Under a probability space $$(\Omega, E, P)$$ with $$P$$-filtration $$F$$, and assuming that the vector $$S$$ of stock prices is an $$F$$-adapted, positive Ito process.

Given a time period $$T$$ and a positive Ito process $$X$$, we define: $$|\tau| = \int_\tau ds$$

$$\sigma^X(\tau) = \sqrt{ |\tau|^{-1} \int_\tau (d \ln X_s)^2}$$

$$\overline{\sigma}^S(\tau) = \sqrt{\sum_1^n w_i (\sigma^{S_i} (\tau))^2}$$

$$\epsilon(\tau) = \sqrt{\sum_1^N w^2_i (\sigma^{S_i}(\tau))^2}$$

Now that we have defined the terms, the claim is that, $$\overline{\sigma}^S(\tau) >= \sigma^I(\tau)$$. I tried to prove this identity in vain. I am not sure what I am missing. Here are my attempts.

$$\ln (I) = \ln (\prod_{i=1}^N S_i(t)^{w_i}) = \sum w_i \ln S_i(t)$$

$$d \ln (I) = \sum w_i d \ln S_i(t)$$

$$\overline{\sigma}^S(\tau) = \sqrt{\sum_1^N w_i \frac{1}{\tau} \int_\tau (d \ln S_i)^2} = \sqrt{\sum_1^N w_i \sigma_i^2}$$

$$\sigma^I(\tau) = \sqrt{|\tau|^{-1} \int_\tau (d \ln I)^2}$$

$$=\sqrt{|\tau|^{-1} \int_\tau (\sum w_i d \ln S_i(t))^2 } = \sum_{i,j =1}^N w_i w_j \rho_{ij} \sigma_i \sigma_j$$

$$\sigma^I(\tau)^2 = \sum_{i,j} \rho_{ij} w_i w_j \sigma_i \sigma_j \le \sum_{i,j} w_i w_j \sigma_i \sigma_j$$

I am thinking that inductive proof should work well, but it goes nowhere; Here it is, for $$N = 1$$ it is true, now if I assume it is true for $$N$$ we have to show that,

$$w_{N+1} \sigma_{N+1}^2 \ge \sum_{i=1}^{N+1} w_i w_{N+1} \rho_{i{N+1}} \sigma_i \sigma_{N+1}$$

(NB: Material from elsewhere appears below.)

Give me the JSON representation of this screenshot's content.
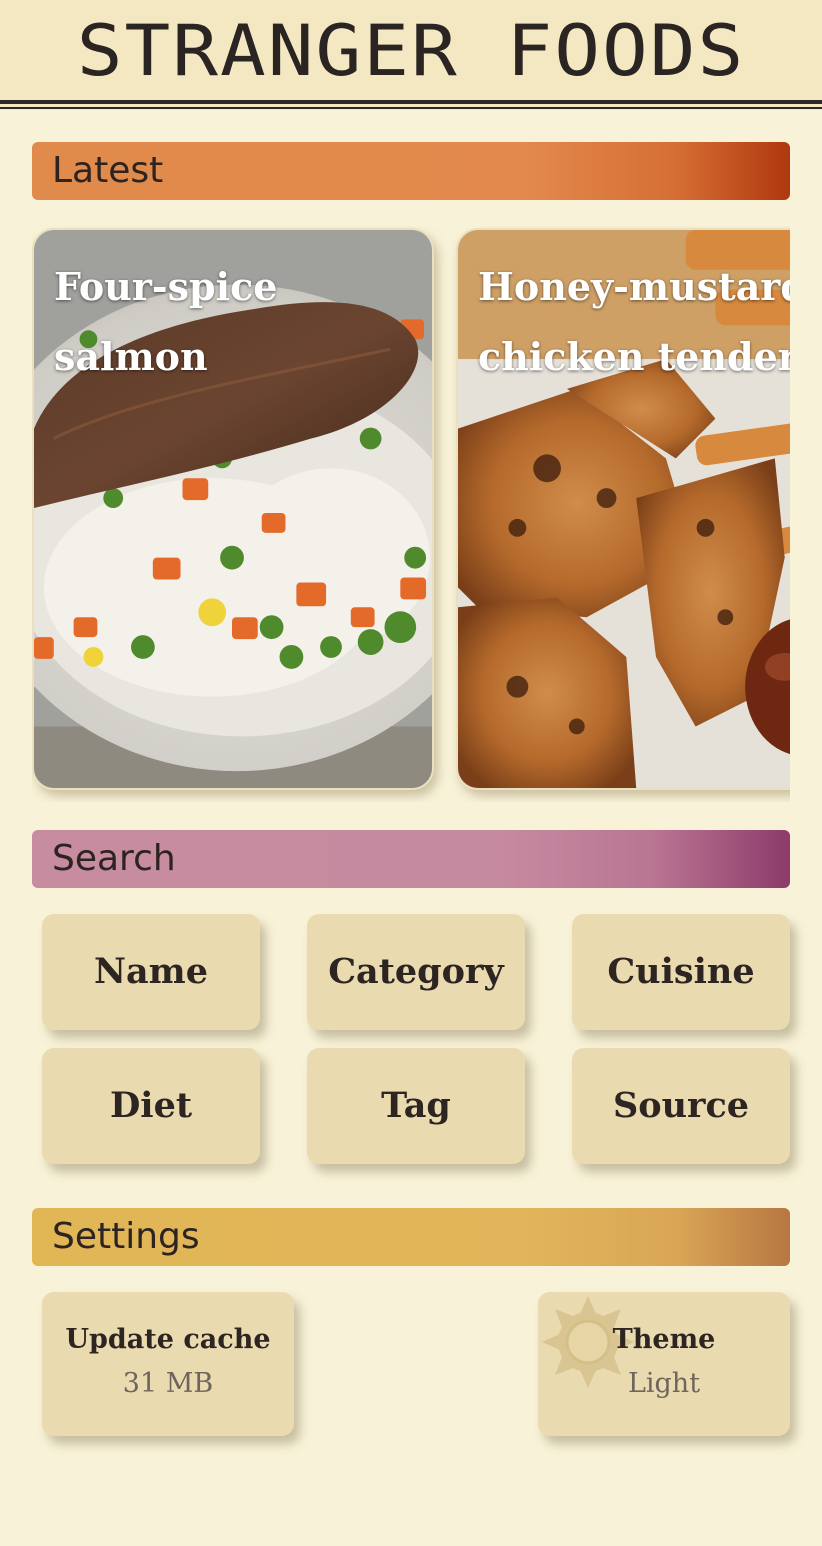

Clearly, $$\sum_{i=1}^{N+1} w_i w_{N+1} \rho_{i{N+1}} \sigma_i \sigma_{N+1} \le \sum_{i=1}^{N+1} w_i w_{N+1} \sigma_i \sigma_{N+1}$$ $$\le \sum_{i=1}^{N+1} w_{N+1} \sigma_i \sigma_{N+1}$$

Now I am stuck because the Identity I chose clearly $$\ge$$ the left hand side. I have tried several other ways to go about it but with similar results. I am not sure what I am missing.

What you seem to be missing is $$\sum_{i,j} w_i w_j \sigma_i \sigma_j = \left(\sum_i w_i\sigma_i\right)^2$$
Now apply Jensen's inequality to get $$\left(\sum_i w_i\sigma_i\right)^2 \leq \sum_i w_i\sigma_i^2$$